This method makes it possible to test your recollection of the mnemonic and your ability to use the mnemonic separately. Not only does that hew closer to the Minimum Information Principle and make scheduling more efficient, it also means that if your mnemonic is poor and you continue forgetting, you have more information about which part of it is problematic. You additionally introduce a small amount of redundancy – you’ll likely activate some of the memory traces for answering the question when recalling the mnemonic, and some for the mnemonic when answering the question, giving yourself a little extra passive repetition on a card you know to be difficult.

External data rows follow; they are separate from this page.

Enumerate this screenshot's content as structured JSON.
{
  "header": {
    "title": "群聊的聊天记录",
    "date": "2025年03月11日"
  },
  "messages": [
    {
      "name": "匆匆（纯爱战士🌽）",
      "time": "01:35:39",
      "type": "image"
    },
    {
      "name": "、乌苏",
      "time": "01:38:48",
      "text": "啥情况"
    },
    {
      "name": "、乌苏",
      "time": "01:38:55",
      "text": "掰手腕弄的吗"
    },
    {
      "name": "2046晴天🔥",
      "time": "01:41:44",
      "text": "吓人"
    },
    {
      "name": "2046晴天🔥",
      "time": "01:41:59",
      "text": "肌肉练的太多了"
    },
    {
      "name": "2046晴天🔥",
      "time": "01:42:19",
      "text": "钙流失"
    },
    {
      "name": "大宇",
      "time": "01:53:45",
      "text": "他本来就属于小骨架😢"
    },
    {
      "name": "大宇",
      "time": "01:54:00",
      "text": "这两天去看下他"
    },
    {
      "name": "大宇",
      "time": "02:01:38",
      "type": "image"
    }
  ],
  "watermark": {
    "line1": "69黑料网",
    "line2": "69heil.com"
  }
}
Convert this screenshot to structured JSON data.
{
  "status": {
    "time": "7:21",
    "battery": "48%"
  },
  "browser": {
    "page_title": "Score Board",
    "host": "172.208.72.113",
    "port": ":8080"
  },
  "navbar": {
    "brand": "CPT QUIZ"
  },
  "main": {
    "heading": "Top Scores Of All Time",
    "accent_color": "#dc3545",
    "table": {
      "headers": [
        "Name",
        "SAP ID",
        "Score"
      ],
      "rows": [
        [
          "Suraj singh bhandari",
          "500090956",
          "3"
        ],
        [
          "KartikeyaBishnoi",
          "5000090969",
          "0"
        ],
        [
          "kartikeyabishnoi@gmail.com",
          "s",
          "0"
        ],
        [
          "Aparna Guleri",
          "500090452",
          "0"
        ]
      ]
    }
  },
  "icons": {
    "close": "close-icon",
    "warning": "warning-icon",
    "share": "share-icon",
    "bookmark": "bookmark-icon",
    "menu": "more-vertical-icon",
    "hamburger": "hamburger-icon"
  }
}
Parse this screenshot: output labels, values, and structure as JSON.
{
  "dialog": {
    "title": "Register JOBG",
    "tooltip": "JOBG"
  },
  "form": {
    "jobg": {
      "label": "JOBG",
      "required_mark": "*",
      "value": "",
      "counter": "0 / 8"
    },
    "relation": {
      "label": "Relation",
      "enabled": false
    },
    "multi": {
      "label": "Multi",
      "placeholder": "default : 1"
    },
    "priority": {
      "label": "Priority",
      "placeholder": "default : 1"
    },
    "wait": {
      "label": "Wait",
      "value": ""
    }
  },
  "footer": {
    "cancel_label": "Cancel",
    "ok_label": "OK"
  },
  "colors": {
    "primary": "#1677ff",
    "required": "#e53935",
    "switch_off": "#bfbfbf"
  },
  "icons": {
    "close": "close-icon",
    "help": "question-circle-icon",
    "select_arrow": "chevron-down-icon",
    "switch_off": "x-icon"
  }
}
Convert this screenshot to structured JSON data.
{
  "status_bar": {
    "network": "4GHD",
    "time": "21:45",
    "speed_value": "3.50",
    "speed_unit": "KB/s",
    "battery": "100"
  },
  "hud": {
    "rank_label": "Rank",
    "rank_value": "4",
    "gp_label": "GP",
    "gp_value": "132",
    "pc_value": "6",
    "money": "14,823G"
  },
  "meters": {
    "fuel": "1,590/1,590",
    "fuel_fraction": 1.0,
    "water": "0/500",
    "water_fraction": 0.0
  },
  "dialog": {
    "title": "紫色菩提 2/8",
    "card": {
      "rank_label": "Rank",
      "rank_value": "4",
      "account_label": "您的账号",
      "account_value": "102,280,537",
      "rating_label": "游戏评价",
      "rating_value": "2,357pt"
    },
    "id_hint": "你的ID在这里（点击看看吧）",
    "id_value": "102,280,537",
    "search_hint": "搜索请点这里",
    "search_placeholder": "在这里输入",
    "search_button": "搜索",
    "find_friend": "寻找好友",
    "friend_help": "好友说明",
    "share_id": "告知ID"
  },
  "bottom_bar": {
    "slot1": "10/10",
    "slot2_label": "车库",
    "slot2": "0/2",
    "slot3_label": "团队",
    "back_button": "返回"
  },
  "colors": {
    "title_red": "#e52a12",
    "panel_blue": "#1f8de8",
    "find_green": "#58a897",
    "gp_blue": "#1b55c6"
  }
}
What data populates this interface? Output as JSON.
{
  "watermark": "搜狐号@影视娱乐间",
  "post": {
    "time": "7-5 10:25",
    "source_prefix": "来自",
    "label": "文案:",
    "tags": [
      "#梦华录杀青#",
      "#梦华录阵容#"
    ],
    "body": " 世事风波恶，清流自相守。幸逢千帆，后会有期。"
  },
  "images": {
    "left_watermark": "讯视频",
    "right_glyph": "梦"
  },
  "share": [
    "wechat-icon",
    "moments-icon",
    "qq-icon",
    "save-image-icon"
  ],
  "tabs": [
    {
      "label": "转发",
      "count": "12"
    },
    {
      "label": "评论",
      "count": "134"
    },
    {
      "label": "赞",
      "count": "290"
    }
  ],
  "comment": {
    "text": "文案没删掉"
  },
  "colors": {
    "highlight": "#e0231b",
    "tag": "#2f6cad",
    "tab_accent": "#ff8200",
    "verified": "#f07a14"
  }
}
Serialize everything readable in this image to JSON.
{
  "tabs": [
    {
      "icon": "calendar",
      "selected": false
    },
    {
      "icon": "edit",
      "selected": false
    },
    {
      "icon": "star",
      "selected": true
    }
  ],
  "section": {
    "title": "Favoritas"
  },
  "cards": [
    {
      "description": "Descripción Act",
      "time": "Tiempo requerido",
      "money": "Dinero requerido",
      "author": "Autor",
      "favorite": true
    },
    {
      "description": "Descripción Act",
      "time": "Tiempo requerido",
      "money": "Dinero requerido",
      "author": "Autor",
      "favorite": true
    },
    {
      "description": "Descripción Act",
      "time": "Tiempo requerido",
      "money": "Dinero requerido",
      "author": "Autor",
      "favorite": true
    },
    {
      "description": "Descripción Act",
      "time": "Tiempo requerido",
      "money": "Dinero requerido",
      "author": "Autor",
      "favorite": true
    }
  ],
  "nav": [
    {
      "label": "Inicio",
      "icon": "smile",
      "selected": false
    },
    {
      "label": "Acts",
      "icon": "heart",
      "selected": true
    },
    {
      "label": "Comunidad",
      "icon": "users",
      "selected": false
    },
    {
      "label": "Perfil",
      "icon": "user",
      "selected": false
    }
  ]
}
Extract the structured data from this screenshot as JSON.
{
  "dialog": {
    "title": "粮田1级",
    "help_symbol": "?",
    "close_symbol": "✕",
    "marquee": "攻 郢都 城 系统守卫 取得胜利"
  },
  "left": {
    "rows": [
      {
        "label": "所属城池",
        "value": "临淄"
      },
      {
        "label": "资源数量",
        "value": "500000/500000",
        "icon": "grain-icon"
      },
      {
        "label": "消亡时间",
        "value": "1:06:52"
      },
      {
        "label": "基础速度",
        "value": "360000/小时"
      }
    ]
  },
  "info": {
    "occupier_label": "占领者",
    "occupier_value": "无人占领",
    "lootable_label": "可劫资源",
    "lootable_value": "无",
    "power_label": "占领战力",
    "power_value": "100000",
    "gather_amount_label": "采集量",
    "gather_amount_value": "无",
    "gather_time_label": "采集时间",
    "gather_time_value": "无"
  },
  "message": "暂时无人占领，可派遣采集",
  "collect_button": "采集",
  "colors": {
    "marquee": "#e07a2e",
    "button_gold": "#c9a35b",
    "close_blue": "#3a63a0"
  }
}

In practice, if you apply the previous five steps well, you’ll rarely get to this point – though this is not to say you can’t or shouldn’t consciously apply mnemonic devices to help you remember cards that don’t become leeches, just that you will rarely be left with no other option.

Dealing with leeches in Anki

Now, here are some tips for handling the mechanics of leech management. First of all, you need to look for leeches periodically and decide what to do with them; you find leeches by searching for tag:leech in the browser (or clicking the “leech” tag in the sidebar). I like to be proactive and do this every week or two, but because Anki suspends leeches once it identifies them, your study efficiency won’t suffer if you do it less often – you’ll just be without the knowledge on those particular cards for a bit longer.

Once you’ve found the leeches and decided what action to take on them, here’s how to take that action.

Note: In the keyboard shortcuts listed here, replace Ctrl with Command if you’re using a Mac.

  • Delete: If you’ve decided to delete a difficult card, just press Ctrl-Delete or right-click on it and choose Delete.
  • Edit a card: You can directly edit the contents of a card in the bottom pane of the browser.
  • Add cards: If you need to add new cards from the browser, press Ctrl-E or choose Notes > Add Notes from the menu.
  • Return to review: Press Ctrl-Alt-R or right-click and choose Reschedule, then press Enter to choose the default of “Place at end of new card queue.” The card will be scheduled for reintroduction as if it were new, though it will retain knowledge of its previous life in its review history if you look at its card info (Ctrl-Shift-I).

    Some people would just unsuspend the card (Ctrl-J, or right-click and Toggle Suspend – no, I don’t know why it’s J instead of the completely unused Ctrl-S), but I usually prefer to give the card a clean slate with a 250% ease, as we’ve hopefully made it so much easier to remember now that it makes sense to schedule it fresh. However, if you don’t think you’ve changed the card enough to merit resetting its scheduling – this might be especially true if you only developed a mnemonic without changing the card itself – you might prefer to just unsuspend it.

When you clean up your leeches, you’ll also want to remove the leech tag from the cards so that you don’t later try to improve cards you’ve already fixed! The easiest way to do this is to work your way through all of the leeches, then mass-select all of them and press Ctrl-Shift-D or right-click and choose Remove Tags, then enter leech in the box and click OK.

Note: The methods for deleting, editing, adding, and adjusting the tags of “cards” I described above actually delete, edit, add, and tag notes, not cards. If you’re just starting with Anki, the distinction may not be important, but if you start to use more complex note types that generate more than one card, you need to be aware that these actions may affect multiple cards. To get a grip on the relationship between cards, notes, and note types, review the Key Concepts section of Anki’s manual.